Getting to Mt Koyo from Nara took a taxi, two different trains, a cable car, and a bus. Mt Koyo itself is kind of like Arlington National Cemetery and Westminster Abbey rolled into one, a bit more user-friendly than either—there’s real popular connection to the cemetaries and temples in the park here—and bordered by a resort town. People come to this place on pilgrimage, but it is also kind of a place to play.

Shukubu Ekoin © Harold Davis

Shukubu Ekoin © Harold Davis

I am staying in a temple guesthouse for pilgrims. In many ways it is very nice. This kind of place is called a Shukubu. Combining things that are more in my normal experience in order to describe it, it is part youth hostel and part resort hotel, with everyone sleeping on the floor in rooms divided by paper screen partitions, guided meditations morning and night, and pretty gardens.

A cold rain has been falling for most of the day, and the trick has been to stay warm and dry. Paper walls do not make for great insulation! If you are interested, this Shukubu heats with kerosene (yes, it smells bad), and also with a secret electric heater under the low table for one’s feet. I hope the rain stops by tomorrow when I will be walking on the Kumano kodo trail!

This entry was posted in Japan, Photography.

6 Trackbacks

  1. By Bus train taxi ferry taxi train on November 19, 2013 at 6:19 pm

    […] in Nachi-san, most visitors arrive by scheduled bus, or by tour bus. Like Lourdes in France, or Mt Koya in Japan, Nachi-san is a destination for religious tourists, almost all of whom are Japanese. The constant […]

  2. By Curated—A Different Version of Harold Davis on March 21, 2014 at 9:27 am

    […] Shin-Imamiya, I was traveling via a series of local trains in central Japan on my way between the monastery guesthouse in Mt Koyo and hiking the Kumano kodo. I changed trains at the Shin-Imamiya Station on the outskirts of […]

  3. By Nachi-san on September 22, 2014 at 10:08 am

    […] in Nachi-san, most visitors arrive by scheduled bus, or by tour bus. Like Lourdes in France, or Mt Koya in Japan, Nachi-san is a destination for religious tourists, almost all of whom are Japanese.” […]

  4. By Pilgrimage to Rocamadour on October 21, 2014 at 8:22 am

    […] struck by how similar the concept of ritual, religious tourism is centers in Japan such as Koya-san and Nachi-san. Although undoubtedly the stone-bound setting from medieval France is far more […]

  5. By Views of Japan on June 2, 2015 at 4:29 pm

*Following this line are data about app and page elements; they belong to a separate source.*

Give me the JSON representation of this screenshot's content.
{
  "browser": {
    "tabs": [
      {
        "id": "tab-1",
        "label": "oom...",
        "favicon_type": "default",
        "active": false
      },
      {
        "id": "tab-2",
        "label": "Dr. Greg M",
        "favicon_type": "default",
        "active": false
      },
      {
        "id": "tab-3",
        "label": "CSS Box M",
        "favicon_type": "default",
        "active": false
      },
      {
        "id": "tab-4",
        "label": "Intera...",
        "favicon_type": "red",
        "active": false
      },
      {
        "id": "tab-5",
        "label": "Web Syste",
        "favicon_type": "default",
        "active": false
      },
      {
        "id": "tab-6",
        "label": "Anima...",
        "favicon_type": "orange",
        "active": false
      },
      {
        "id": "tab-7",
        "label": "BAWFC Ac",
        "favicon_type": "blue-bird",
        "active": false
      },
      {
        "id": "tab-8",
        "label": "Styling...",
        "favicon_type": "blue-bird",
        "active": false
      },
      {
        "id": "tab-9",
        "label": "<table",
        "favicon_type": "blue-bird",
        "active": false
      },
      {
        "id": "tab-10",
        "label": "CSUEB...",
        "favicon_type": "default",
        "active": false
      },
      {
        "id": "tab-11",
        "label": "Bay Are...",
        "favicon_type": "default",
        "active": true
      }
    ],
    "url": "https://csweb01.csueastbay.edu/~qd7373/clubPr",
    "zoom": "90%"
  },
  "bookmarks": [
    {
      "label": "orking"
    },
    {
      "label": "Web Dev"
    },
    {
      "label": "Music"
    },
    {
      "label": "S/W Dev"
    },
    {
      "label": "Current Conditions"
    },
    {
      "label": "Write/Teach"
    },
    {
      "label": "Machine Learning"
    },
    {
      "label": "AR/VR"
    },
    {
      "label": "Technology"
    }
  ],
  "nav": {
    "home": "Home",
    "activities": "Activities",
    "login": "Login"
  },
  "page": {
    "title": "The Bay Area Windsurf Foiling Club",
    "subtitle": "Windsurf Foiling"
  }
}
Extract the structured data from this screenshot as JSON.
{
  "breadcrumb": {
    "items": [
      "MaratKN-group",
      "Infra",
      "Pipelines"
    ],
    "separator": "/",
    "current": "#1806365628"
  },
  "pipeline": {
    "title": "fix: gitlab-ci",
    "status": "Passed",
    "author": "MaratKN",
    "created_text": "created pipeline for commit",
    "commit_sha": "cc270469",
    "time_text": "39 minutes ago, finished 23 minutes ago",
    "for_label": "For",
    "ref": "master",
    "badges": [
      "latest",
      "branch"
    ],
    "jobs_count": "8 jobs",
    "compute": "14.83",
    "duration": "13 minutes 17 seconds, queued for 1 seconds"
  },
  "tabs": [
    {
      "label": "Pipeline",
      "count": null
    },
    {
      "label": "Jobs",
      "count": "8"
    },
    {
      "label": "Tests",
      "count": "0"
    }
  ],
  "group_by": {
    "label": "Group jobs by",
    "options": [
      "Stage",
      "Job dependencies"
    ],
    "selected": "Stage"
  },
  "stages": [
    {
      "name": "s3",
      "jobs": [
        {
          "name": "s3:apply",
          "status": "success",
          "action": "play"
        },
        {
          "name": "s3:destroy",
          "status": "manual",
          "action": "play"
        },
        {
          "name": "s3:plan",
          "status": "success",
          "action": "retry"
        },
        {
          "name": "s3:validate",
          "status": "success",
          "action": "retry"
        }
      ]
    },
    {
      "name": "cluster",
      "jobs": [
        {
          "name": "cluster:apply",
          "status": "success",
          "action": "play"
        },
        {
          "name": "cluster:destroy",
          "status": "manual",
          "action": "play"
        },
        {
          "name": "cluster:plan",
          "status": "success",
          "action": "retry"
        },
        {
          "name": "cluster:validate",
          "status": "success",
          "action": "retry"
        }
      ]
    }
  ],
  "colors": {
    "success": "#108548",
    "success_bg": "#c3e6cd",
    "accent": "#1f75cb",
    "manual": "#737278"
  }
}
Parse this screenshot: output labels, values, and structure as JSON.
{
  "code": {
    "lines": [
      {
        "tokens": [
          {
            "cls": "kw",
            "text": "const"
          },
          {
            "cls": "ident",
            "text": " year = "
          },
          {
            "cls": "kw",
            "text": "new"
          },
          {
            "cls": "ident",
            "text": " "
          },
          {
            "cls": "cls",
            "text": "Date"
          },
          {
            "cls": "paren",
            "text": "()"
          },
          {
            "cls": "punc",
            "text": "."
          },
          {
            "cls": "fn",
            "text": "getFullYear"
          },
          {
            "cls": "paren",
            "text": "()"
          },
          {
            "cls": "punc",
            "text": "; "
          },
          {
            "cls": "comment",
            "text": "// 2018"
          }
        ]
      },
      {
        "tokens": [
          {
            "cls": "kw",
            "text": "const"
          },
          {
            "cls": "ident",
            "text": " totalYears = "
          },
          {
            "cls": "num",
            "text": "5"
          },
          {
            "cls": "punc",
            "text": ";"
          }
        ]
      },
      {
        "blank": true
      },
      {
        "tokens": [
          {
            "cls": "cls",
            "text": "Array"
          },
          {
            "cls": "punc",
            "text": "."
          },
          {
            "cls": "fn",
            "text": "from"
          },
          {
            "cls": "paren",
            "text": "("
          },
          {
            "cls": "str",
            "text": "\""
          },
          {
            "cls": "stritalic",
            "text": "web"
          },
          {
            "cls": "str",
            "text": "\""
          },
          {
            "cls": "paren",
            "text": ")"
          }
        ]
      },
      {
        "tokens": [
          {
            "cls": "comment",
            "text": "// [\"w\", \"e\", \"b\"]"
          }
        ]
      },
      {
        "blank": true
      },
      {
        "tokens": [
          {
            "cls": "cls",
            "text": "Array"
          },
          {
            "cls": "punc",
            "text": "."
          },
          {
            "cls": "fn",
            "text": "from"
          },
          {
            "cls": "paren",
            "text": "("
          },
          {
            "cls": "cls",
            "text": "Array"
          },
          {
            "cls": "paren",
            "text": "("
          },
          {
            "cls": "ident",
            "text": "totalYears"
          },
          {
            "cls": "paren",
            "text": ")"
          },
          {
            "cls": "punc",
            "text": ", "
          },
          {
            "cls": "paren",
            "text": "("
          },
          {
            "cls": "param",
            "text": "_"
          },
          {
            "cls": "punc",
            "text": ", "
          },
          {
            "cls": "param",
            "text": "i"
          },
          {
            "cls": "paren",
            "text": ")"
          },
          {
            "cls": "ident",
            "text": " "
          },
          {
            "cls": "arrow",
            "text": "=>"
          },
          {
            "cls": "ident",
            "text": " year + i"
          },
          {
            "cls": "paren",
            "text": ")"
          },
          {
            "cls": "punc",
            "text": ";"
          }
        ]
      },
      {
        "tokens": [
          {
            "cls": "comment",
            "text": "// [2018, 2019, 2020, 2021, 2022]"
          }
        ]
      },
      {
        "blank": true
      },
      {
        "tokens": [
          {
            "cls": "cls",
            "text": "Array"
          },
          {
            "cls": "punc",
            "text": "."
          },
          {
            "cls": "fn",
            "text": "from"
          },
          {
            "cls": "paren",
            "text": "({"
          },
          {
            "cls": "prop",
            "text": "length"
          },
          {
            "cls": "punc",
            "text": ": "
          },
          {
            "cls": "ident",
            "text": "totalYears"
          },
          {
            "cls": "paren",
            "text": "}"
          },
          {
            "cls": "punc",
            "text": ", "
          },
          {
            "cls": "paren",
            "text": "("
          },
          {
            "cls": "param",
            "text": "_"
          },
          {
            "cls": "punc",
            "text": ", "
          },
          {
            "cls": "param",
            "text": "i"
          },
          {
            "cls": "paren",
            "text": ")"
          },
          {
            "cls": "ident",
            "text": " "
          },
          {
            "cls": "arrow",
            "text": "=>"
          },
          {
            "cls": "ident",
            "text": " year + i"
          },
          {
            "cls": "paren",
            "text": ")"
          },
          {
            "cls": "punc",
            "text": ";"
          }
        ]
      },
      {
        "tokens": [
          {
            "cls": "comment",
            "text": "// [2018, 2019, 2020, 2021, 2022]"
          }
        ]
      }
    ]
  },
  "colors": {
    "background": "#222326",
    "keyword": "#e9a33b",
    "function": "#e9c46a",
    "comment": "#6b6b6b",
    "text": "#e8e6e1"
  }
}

    […] The somewhat bleak courtyard shown next is in Koya-san, where I stayed for a couple of rainy autumn days as a guest in a monastery. […]

  6. By Japanese Monastery Courtyard on December 22, 2019 at 2:29 pm

    […] is a photograph of the garden courtyard of a Shikubu (guesthouse) in a monastery in Mt Koya Japan in autumn. There’s no place like Japan, and when I am away […]

Post a Comment

Your email is never published nor shared. Required fields are marked *

*
*